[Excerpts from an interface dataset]
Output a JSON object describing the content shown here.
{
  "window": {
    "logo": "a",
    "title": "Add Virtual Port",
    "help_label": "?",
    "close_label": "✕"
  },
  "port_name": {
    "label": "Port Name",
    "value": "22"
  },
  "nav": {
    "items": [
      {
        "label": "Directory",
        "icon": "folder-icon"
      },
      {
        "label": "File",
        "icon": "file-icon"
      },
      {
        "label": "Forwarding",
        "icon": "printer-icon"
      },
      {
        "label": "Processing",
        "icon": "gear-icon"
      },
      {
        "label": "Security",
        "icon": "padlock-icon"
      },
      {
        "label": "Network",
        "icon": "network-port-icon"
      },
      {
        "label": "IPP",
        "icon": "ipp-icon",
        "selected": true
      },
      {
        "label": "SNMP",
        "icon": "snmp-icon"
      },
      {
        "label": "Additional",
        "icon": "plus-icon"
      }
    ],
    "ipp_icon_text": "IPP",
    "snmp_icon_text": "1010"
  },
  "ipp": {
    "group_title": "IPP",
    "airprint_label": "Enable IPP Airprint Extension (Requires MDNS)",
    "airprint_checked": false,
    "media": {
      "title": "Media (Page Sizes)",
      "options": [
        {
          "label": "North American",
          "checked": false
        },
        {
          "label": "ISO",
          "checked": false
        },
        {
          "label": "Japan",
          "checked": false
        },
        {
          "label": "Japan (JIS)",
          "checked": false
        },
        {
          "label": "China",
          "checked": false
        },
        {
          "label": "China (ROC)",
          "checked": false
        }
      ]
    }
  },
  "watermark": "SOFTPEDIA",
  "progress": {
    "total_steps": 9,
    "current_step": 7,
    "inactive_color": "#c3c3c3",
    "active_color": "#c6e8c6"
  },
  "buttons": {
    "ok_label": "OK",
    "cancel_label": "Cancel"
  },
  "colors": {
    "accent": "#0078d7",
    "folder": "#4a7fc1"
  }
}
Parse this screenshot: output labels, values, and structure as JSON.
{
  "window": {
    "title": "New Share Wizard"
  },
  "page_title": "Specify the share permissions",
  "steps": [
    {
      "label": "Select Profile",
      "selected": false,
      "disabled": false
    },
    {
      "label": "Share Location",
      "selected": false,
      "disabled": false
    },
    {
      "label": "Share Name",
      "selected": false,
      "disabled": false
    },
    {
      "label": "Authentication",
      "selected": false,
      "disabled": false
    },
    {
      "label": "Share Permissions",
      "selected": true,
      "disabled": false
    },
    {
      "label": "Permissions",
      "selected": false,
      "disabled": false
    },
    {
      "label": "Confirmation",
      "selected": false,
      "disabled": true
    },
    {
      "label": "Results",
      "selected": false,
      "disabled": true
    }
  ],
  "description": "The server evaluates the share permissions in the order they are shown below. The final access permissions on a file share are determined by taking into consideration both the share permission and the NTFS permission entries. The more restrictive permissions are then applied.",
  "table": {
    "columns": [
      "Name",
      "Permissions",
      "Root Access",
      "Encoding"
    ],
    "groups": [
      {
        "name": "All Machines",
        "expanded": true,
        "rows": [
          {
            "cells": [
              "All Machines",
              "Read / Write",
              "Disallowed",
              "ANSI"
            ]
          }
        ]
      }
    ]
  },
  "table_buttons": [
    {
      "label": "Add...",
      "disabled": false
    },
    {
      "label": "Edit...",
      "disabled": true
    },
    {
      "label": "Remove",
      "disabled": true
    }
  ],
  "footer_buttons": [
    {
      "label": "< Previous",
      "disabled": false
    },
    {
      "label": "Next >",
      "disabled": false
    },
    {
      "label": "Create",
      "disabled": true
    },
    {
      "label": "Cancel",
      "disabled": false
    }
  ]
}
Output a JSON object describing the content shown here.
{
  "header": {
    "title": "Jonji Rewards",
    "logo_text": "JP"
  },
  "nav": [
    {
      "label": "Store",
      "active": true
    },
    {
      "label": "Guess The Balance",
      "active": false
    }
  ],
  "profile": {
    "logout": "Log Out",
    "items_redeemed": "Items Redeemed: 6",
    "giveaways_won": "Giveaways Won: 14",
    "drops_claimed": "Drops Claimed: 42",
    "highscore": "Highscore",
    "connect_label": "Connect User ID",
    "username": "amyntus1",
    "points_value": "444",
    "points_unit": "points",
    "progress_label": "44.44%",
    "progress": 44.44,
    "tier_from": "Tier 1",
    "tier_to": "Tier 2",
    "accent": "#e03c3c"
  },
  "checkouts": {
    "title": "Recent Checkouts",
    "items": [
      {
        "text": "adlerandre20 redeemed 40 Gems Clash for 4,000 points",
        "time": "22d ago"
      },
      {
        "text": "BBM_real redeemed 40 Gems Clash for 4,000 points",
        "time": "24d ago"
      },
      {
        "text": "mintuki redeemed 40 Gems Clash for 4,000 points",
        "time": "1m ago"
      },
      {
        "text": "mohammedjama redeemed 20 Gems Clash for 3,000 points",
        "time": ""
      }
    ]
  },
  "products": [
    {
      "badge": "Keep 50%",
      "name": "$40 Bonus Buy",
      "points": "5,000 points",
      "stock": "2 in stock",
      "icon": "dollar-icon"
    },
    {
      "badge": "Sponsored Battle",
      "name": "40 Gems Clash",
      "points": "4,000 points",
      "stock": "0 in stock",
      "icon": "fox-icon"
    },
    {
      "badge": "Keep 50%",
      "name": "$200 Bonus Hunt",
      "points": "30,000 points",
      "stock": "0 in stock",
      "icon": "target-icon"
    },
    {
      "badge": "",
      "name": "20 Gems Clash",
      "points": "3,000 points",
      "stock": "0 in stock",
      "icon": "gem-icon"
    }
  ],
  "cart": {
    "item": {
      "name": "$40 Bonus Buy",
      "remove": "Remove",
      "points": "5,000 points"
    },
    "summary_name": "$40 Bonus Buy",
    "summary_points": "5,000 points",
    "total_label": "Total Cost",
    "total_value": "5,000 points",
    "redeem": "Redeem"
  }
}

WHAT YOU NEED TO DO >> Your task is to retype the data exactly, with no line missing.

YOUR RESPONSE >>
Output a JSON object describing the content shown here.
{
  "window": {
    "logo": "a",
    "title": "Add Virtual Port",
    "help_label": "?",
    "close_label": "✕"
  },
  "port_name": {
    "label": "Port Name",
    "value": "22"
  },
  "nav": {
    "items": [
      {
        "label": "Directory",
        "icon": "folder-icon"
      },
      {
        "label": "File",
        "icon": "file-icon"
      },
      {
        "label": "Forwarding",
        "icon": "printer-icon"
      },
      {
        "label": "Processing",
        "icon": "gear-icon"
      },
      {
        "label": "Security",
        "icon": "padlock-icon"
      },
      {
        "label": "Network",
        "icon": "network-port-icon"
      },
      {
        "label": "IPP",
        "icon": "ipp-icon",
        "selected": true
      },
      {
        "label": "SNMP",
        "icon": "snmp-icon"
      },
      {
        "label": "Additional",
        "icon": "plus-icon"
      }
    ],
    "ipp_icon_text": "IPP",
    "snmp_icon_text": "1010"
  },
  "ipp": {
    "group_title": "IPP",
    "airprint_label": "Enable IPP Airprint Extension (Requires MDNS)",
    "airprint_checked": false,
    "media": {
      "title": "Media (Page Sizes)",
      "options": [
        {
          "label": "North American",
          "checked": false
        },
        {
          "label": "ISO",
          "checked": false
        },
        {
          "label": "Japan",
          "checked": false
        },
        {
          "label": "Japan (JIS)",
          "checked": false
        },
        {
          "label": "China",
          "checked": false
        },
        {
          "label": "China (ROC)",
          "checked": false
        }
      ]
    }
  },
  "watermark": "SOFTPEDIA",
  "progress": {
    "total_steps": 9,
    "current_step": 7,
    "inactive_color": "#c3c3c3",
    "active_color": "#c6e8c6"
  },
  "buttons": {
    "ok_label": "OK",
    "cancel_label": "Cancel"
  },
  "colors": {
    "accent": "#0078d7",
    "folder": "#4a7fc1"
  }
}
Parse this screenshot: output labels, values, and structure as JSON.
{
  "window": {
    "title": "New Share Wizard"
  },
  "page_title": "Specify the share permissions",
  "steps": [
    {
      "label": "Select Profile",
      "selected": false,
      "disabled": false
    },
    {
      "label": "Share Location",
      "selected": false,
      "disabled": false
    },
    {
      "label": "Share Name",
      "selected": false,
      "disabled": false
    },
    {
      "label": "Authentication",
      "selected": false,
      "disabled": false
    },
    {
      "label": "Share Permissions",
      "selected": true,
      "disabled": false
    },
    {
      "label": "Permissions",
      "selected": false,
      "disabled": false
    },
    {
      "label": "Confirmation",
      "selected": false,
      "disabled": true
    },
    {
      "label": "Results",
      "selected": false,
      "disabled": true
    }
  ],
  "description": "The server evaluates the share permissions in the order they are shown below. The final access permissions on a file share are determined by taking into consideration both the share permission and the NTFS permission entries. The more restrictive permissions are then applied.",
  "table": {
    "columns": [
      "Name",
      "Permissions",
      "Root Access",
      "Encoding"
    ],
    "groups": [
      {
        "name": "All Machines",
        "expanded": true,
        "rows": [
          {
            "cells": [
              "All Machines",
              "Read / Write",
              "Disallowed",
              "ANSI"
            ]
          }
        ]
      }
    ]
  },
  "table_buttons": [
    {
      "label": "Add...",
      "disabled": false
    },
    {
      "label": "Edit...",
      "disabled": true
    },
    {
      "label": "Remove",
      "disabled": true
    }
  ],
  "footer_buttons": [
    {
      "label": "< Previous",
      "disabled": false
    },
    {
      "label": "Next >",
      "disabled": false
    },
    {
      "label": "Create",
      "disabled": true
    },
    {
      "label": "Cancel",
      "disabled": false
    }
  ]
}
Output a JSON object describing the content shown here.
{
  "header": {
    "title": "Jonji Rewards",
    "logo_text": "JP"
  },
  "nav": [
    {
      "label": "Store",
      "active": true
    },
    {
      "label": "Guess The Balance",
      "active": false
    }
  ],
  "profile": {
    "logout": "Log Out",
    "items_redeemed": "Items Redeemed: 6",
    "giveaways_won": "Giveaways Won: 14",
    "drops_claimed": "Drops Claimed: 42",
    "highscore": "Highscore",
    "connect_label": "Connect User ID",
    "username": "amyntus1",
    "points_value": "444",
    "points_unit": "points",
    "progress_label": "44.44%",
    "progress": 44.44,
    "tier_from": "Tier 1",
    "tier_to": "Tier 2",
    "accent": "#e03c3c"
  },
  "checkouts": {
    "title": "Recent Checkouts",
    "items": [
      {
        "text": "adlerandre20 redeemed 40 Gems Clash for 4,000 points",
        "time": "22d ago"
      },
      {
        "text": "BBM_real redeemed 40 Gems Clash for 4,000 points",
        "time": "24d ago"
      },
      {
        "text": "mintuki redeemed 40 Gems Clash for 4,000 points",
        "time": "1m ago"
      },
      {
        "text": "mohammedjama redeemed 20 Gems Clash for 3,000 points",
        "time": ""
      }
    ]
  },
  "products": [
    {
      "badge": "Keep 50%",
      "name": "$40 Bonus Buy",
      "points": "5,000 points",
      "stock": "2 in stock",
      "icon": "dollar-icon"
    },
    {
      "badge": "Sponsored Battle",
      "name": "40 Gems Clash",
      "points": "4,000 points",
      "stock": "0 in stock",
      "icon": "fox-icon"
    },
    {
      "badge": "Keep 50%",
      "name": "$200 Bonus Hunt",
      "points": "30,000 points",
      "stock": "0 in stock",
      "icon": "target-icon"
    },
    {
      "badge": "",
      "name": "20 Gems Clash",
      "points": "3,000 points",
      "stock": "0 in stock",
      "icon": "gem-icon"
    }
  ],
  "cart": {
    "item": {
      "name": "$40 Bonus Buy",
      "remove": "Remove",
      "points": "5,000 points"
    },
    "summary_name": "$40 Bonus Buy",
    "summary_points": "5,000 points",
    "total_label": "Total Cost",
    "total_value": "5,000 points",
    "redeem": "Redeem"
  }
}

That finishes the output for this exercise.